Put your optimism on hold, says John Gray. Times of progress can be deceptive because history is actually cyclical.
As The Hangover films make abundantly clear, it's not easy waking up after a night of wild partying. Folk remedies for hangovers abound, but a recently published study offers a cure with a real scientific basis.
Nitin Nohria argues the four basic drives innate in human nature--to acquire, bond, learn and defend--must be balanced within any organizational structure. Nohria is putting this theory into practice as dean of Harvard Business School.
How do you get to Carnegie Hall? Lots of practice. How do you transform education? For Sal Khan, the mastermind behind the online phenomenon Khan Academy, the key is preparation.
Heading to the beach this weekend? Depending on how you travel, you can save money and reduce your carbon footprint, with the help of an innovative new technology company.
A traditional marriage consists of a husband, a wife, and the marriage itself. New York Times columnist David Brooks tells Big Think this type of relationship can only be understood as a whole.
Understanding the human ability to distinguish different odors may open the door to new ways of thinking about how the brain processes information and how we learn.
Research in the field of Positive Psychology shows there is a “significant correlation” between healthiness and happiness.
We often lack the critical skills necessary to do the right thing because of overconfidence in our own moral compasses, Nitin Nohria tells Big Think.
A $10 million competition to create a mobile device that can diagnose illnesses could threaten to replace doctors in less than a decade.
A group of astrophysicists believe they have discovered the first potentially habitable exoplanet, named Gliese 581d. And there could be billions more just like it.
The Author James Frey reflects on his bestseller A Million Little Pieces, and how he has changed as a writer since his public shaming on Oprah.
Francis Fukuyama's argument that man's political development culminated in democratic capitalism is one of the most misunderstood theories of recent decades.
The human digestive system, which developed according to the diets of our cavemen ancestors, hasn't evolved to compensate for our drastically different modern diets and lifestyles. Is it time for a back-to-basics approach?
Martha Stewart.
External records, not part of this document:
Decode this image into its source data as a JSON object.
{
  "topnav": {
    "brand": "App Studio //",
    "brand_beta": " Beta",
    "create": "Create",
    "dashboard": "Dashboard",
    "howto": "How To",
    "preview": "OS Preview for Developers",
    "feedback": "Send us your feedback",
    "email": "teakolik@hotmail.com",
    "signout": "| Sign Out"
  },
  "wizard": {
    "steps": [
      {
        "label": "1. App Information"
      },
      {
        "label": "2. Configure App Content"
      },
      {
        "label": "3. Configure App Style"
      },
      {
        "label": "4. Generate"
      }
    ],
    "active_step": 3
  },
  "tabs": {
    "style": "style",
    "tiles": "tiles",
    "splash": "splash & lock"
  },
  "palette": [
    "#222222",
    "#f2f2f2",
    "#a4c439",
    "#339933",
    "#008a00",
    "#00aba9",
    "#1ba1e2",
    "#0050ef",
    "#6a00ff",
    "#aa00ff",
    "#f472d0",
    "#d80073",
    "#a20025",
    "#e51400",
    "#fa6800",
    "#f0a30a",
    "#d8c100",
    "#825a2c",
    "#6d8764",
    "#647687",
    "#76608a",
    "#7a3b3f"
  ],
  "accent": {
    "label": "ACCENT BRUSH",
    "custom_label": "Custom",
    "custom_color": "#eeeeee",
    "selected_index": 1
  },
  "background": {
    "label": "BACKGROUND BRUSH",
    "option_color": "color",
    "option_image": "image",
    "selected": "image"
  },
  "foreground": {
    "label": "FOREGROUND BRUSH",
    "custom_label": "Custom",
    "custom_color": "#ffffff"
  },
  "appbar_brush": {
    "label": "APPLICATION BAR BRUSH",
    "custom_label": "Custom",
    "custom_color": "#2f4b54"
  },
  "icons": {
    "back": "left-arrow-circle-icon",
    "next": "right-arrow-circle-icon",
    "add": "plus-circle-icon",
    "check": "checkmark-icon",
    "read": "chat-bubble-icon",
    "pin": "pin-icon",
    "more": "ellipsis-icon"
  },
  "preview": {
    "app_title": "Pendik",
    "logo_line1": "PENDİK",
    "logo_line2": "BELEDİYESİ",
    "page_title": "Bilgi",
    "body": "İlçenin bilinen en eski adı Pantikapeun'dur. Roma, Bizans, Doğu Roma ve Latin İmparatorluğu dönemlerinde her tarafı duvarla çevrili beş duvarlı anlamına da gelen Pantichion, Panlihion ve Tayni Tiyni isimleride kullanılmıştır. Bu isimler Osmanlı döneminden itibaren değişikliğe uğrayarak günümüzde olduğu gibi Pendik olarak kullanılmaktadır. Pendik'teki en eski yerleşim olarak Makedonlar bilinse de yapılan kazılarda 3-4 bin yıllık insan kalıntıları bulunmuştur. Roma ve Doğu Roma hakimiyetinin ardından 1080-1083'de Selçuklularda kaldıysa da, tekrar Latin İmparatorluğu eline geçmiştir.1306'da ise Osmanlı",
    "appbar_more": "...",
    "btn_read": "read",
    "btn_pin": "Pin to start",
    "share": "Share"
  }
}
Bernie Madoff. Scooter Libby. Barry Bonds. They were public figures, leaders, and role models. They were also all liars, in fact, and part of a national epidemic of lying, says the author James Stewart.